The course text is
Structure and Interpretation of Computer Programs, Second Edition
and Gerald Jay Sussman
with Julie Sussman
(MIT Press and McGraw-Hill, 1996).
There is also a recommended textbook:
The Little Schemer (Fourth Edition)
Daniel P. Friedman
and Matthias Felleisen
(MIT Press, 1996).
You can purchase a copy of the
Revised^5 Report on the Algorithmic Language Scheme
at Copyworks (105 Welch Avenue in Ames).
Although we don't have a particular recommendation
at the bookstores for
you may want to get a
book on Java programming.
The following are some possibilities that seem good.
The Java Programming Language (second edition)

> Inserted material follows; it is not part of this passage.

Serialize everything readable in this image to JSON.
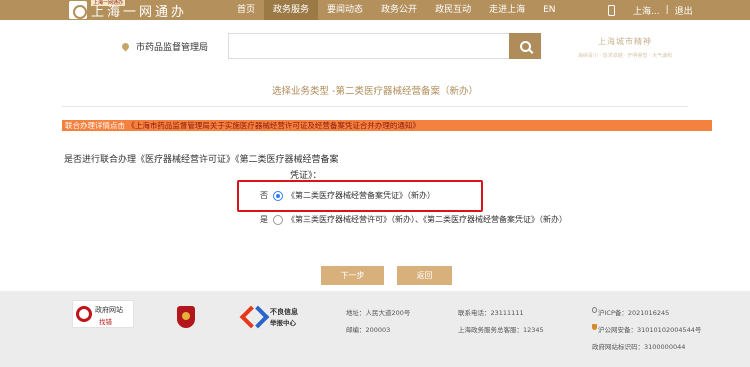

by Ken Arnold and James Gosling (Addison-Wesley, 1998).
The Java Tutorial, Second Edition: Object-Oriented Programming for the Internet
by Mary Campione and Kathy Walrath (Addison-Wesley, 1998),
which you can also view on-line.
Just Java 1.1 and Beyond, Third edition
by Peter van der Linden (SunSoft Press, 1999).
On To Java, Second Edition
by Patrick Henry Winston and Sundar Narasimhan
Thinking in Java
by Bruce Eckel (Prentice-Hall, 1998),
which you can download for free in various formats.
Java Examples in a Nutshell: A Tutorial Companion to Java in a Nutshell
by David Flanagan (O'Reilly, 1997).
Teach Yourself Java 1.1 in 21 Days
by Laura Lemay, Charles L. Perkins
(Sams.net publishing, 1997).
A Little Java, A Few Patterns
by Matthias Felleisen and Daniel P. Friedman
(MIT Press, 1997).
There are also several on-line texts for learning Java.
One place to look is on Sun's site for its
categorical listing of training and tutorial material
and documentation and training materials.
If you want reference material, the following are good.
reserve material related to programming languages
is at the reserve desk of the
Last update $Date: 1999/08/25 00:16:35 $
Gary T. Leavens